Our foraging experience is built on traditional knowledge that has been passed on to us by our grandparents and parents in Eastern Europe.

We have been delving into the Irish landscape and green surroundings for the past month, in our mission to learn more about collaborating with nature for a better life.

So far, we have been living in an area South of Bray where we are amazed, every day, to pass by inumerable bushes of blackberries and hazelnut trees.

As a child, Adela used to have long walks with her mother in the countryside of Transylvania where, each August and September, they would find tens of kilograms of wild blackberries growing in a former quarry. Blackberries love the heat of the sun, even more so when it is enhanced by the heat storage properties of rocks. For a few weeks in a row, mother and daughter would go everyday to the quarry and handpick blackberries to latter turn into delicious home made syrup. Blackberries are also wonderful for making jam, and are amazing for breakfast, if you blend them with yogurt or milk into a wonderful smoothie. It is amazing to see how these readily available edibles, such as blackberries, have lately been replaced by hip and trendy exotic fruits imported from miles and miles away, from the other side of the Earth.

The daily contact with the blackberry bushes here in Ireland have elicited a few thoughts on our general attitude towards food, that we’d love to share with you.
First, taking our time to pick a handful of blackberries helps us downshift the speed at which we travel every day. Why rush? Why worry? It was heartwarming for us to understand that interacting with these lively bushes moulded our emotions into more considerate and careful attitudes toward the rhythm of our days.

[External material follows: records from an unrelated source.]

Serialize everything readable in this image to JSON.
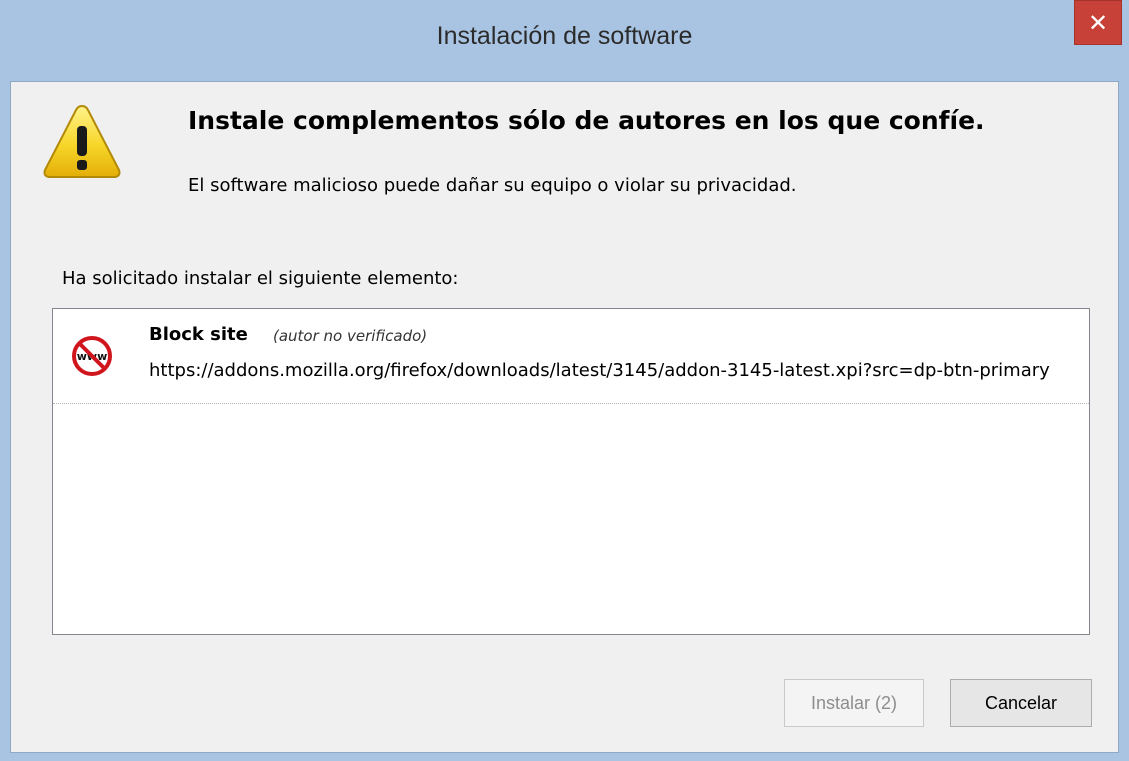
{
  "window": {
    "title": "Instalación de software",
    "close_label": "✕"
  },
  "warning": {
    "icon": "warning-icon",
    "heading": "Instale complementos sólo de autores en los que confíe.",
    "subtext": "El software malicioso puede dañar su equipo o violar su privacidad."
  },
  "request_label": "Ha solicitado instalar el siguiente elemento:",
  "items": [
    {
      "icon": "block-site-icon",
      "name": "Block site",
      "author": "(autor no verificado)",
      "url": "https://addons.mozilla.org/firefox/downloads/latest/3145/addon-3145-latest.xpi?src=dp-btn-primary"
    }
  ],
  "buttons": {
    "install": "Instalar (2)",
    "cancel": "Cancelar"
  },
  "colors": {
    "titlebar": "#a9c4e2",
    "close": "#c74139",
    "dialog_bg": "#f0f0f0"
  }
}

Second, we realized, once more, that nature is thriving, abundent and truly altruistic in the way it shares with us. Nature, with all its edibles that we can grow or forage for, can help us engage in parallel – not to call them different – economic relations. It is kind and thoughtful to give or to share a jar of home made blackberry jam with your friend, instead of rushing to the supermarket to purchase a jar of industrially produced blackberry jam. In the later situation, who is it that you engage with? How meaningful is that engagement?

Third, through foraging, we can understand the extent of our needs and degrow. Our consumption habits are deeply rooted and realising that a bottle of pharmaceutically produced vitamins can be easily replaced by a handful of foraged fruits is an intimate revolution. We rarely relate to marketing slogans such as eat fresh, eat healthy, especially when we read these slogans on supermarket windows or on plastic bags that contain apples from New Zealand, but when you re-frame these slogans in the natural setting of the foot of a hill, consumption habits receive a new, enlightened dimension.
It is, then, up to us to make our daily choices. Trekking on hills is much more thoughtful than you can imagine.

Just take your time, remember how your parents and grandparents used to be connected to nature. If you cannot remember because you never knew it first hand, teach yourself, learn about the altruistic wonders of nature and use this knowledge to question who you are and what you do. And, most importantly, why you do everything that you do.

And then eat a handful of freshly picked wild blackberries. They are good for you!

Adela and Dan from Romania
Casa de Cultura Permanenta